Monday, September 13, 2004

The downward pull of the Cross

September 14: Feast of the Holy Cross

Henri Nouwen describes the Cross as being symbolic of the "downward pull" of divine compassion, of God's willingness to enter into solidarity with our weakness and suffering.

Strange indeed, then, that in the modern Orthodox Church the cross has become symbolic of the "upward pull" of competition and advancement. For a priest to wear a cross is a sign that he is advancing through the ranks, moving up in the world of the clergy. The more ornate the cross, the more golden and bejeweled, the higher the ranking of the priest.

This is a sign of a deep spiritual sickness. Some of our priests and bishops seem to be possessed of a kind of rhinestone fetish, an obsession with jewel-encrusted crosses and medallia. As a possible antidote, let me offer the following words of St. Basil:

Why do you find gold so alluring? Gold is, after all, merely a kind of mineral, as is silver or pearl. Chrysolite, beryl, agate, hyacinth, amethyst and jasper: they are all nothing but stones. These indeed comprise the rainbow hues of wealth. Some you hoard for yourself, concealing them and covering their luminous facets with darkness, while the more precious ones you carry with you, filled with conceit by their sight of their luster. Tell me, what benefit do you acquire by whirling your hand about resplendent with gems? Should you not rather blush for shame, having this strange craving for pebbles, like the cravings of pregnant women? Expectant mothers sometimes gnaw pebbles, and you have a similarly greedy appetite for brightly colored stones: sardonyx, jasper, and amethyst.

St. Basil the Great, "To the Rich"

All the diamonds in this world
That mean anything to me
Are conjured up by wind and sunlight
Sparkling on the sea

Bruce Cockburn

2 comments:

Stacy said...

Do you advocate for barren Church walls, too?

Please don't think of my quesions as antagonistic but simply trying to understand.

"This is a sign of a deep spiritual sickness."

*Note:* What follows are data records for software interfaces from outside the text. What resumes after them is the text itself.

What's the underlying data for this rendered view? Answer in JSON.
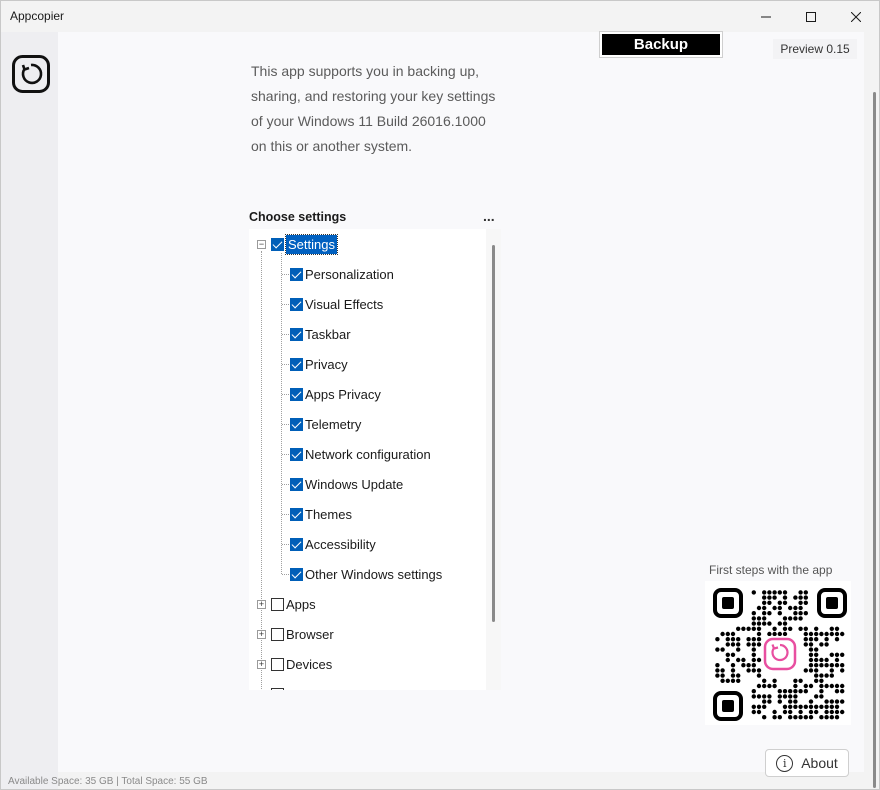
{
  "window": {
    "title": "Appcopier"
  },
  "header": {
    "backup_label": "Backup",
    "preview_label": "Preview 0.15"
  },
  "intro": {
    "text": "This app supports you in backing up, sharing, and restoring your key settings of your Windows 11 Build 26016.1000 on this or another system."
  },
  "settings_panel": {
    "title": "Choose settings",
    "more_label": "...",
    "tree": {
      "root": {
        "label": "Settings",
        "checked": true,
        "expanded": true,
        "selected": true
      },
      "children": [
        {
          "label": "Personalization",
          "checked": true
        },
        {
          "label": "Visual Effects",
          "checked": true
        },
        {
          "label": "Taskbar",
          "checked": true
        },
        {
          "label": "Privacy",
          "checked": true
        },
        {
          "label": "Apps Privacy",
          "checked": true
        },
        {
          "label": "Telemetry",
          "checked": true
        },
        {
          "label": "Network configuration",
          "checked": true
        },
        {
          "label": "Windows Update",
          "checked": true
        },
        {
          "label": "Themes",
          "checked": true
        },
        {
          "label": "Accessibility",
          "checked": true
        },
        {
          "label": "Other Windows settings",
          "checked": true
        }
      ],
      "other_roots": [
        {
          "label": "Apps",
          "checked": false,
          "expanded": false
        },
        {
          "label": "Browser",
          "checked": false,
          "expanded": false
        },
        {
          "label": "Devices",
          "checked": false,
          "expanded": false
        }
      ]
    }
  },
  "qr": {
    "caption": "First steps with the app",
    "accent": "#e84fa0"
  },
  "about": {
    "label": "About",
    "icon": "info-icon"
  },
  "status": {
    "text": "Available Space: 35 GB | Total Space: 55 GB"
  },
  "colors": {
    "accent": "#005fb8",
    "selection": "#0060c0"
  }
}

I understand your point, and indeed if there is competition, I concur, but at the same time the point seems very Puritanical.

The ornateness of the cross is also a way for people to identify with the symbolism of the role. In the Old Testament God gave the people ritual sacrifices as a way to return to Him in repentence (I'm not particularly fond of my wording there, but I can't think of another way to put it right now) and yet we also learned that the sacrifice God wants is a broken and contrite heart. (The Psalms: King David's Blog -- ha ha). My point is to not throw the baby out with the bath water. Coming out of a very austere tradition, the ornateness of the Orthodox Church helped me to gain a context and sense of the theology of the Church.

As with all things... it seems that humility is key.

Sampson said...

Dear Stacy,

Beauty in the Church can serve an important purpose, but it is not an absolute. It can also become a form of abuse, when it crowds out other things: justice, mercy, and faith. And for this reason there have always been saints of the Church who have seen fit to dispense with the Church's beautiful ornaments in order to create a higher form of beauty. Many of the saints sold the sacred vessels and ornamentations of the Church in order to feed and care for the poor. St. Acacius of Amida sold the sacred vessels from the altar in order to redeem Persian prisoners of war who were starving to death. St. Ambrose of Milan did the same. And St. Rabbula of Edessa stripped the Church of adornment in order that it might be adorned with the beauty of the poor. He was discovered when a wealthy donor recognized the fabric of the altar cloth he had donated as part of an actress's costume. And there were many others, so many, in fact, that this became a major problem within the Church in the 5th-7th centuries.

The beauty of the Church in Byzantine times, unfortunately, was not the result of the gifts of the people of God. It was rather the result, in most cases, of lavish benefactions by wealthy patrons, sometimes even the Emperor himself, whose portraits are included among the haloed icons of the saints. These beautiful churches of antiquity are imperial churches, not churches of the people, Stacy. Unfortunately, in the post-imperial era we have modeled our expectations of what a church should look like on these imperial churches, with the result that we spend exorbitant amounts of money on beautiful architecture and iconography, but almost nothing on the poor, on missions, or on ministry to our seniors.

I've been to Mount Athos. The monasteries there are fortresses, with six-foot-thick walls and foot-thick doors of solid iron-banded oak. Why? Because they possessed incredible wealth, gifts and benefations from wealthy patrons, which they had to protect against pirates and thieves. Sometimes they fought and killed to protect the wealth of the monastery. Piracy was the single most influential factor in monastic architecture of the 11th-15th centuries. I look at these medieval castles posing as houses of prayer, and I ask myself, "Is this the Gospel of Christ? Build fortresses to protect your immense wealth from those who would steal it from you?"

I wonder.

S.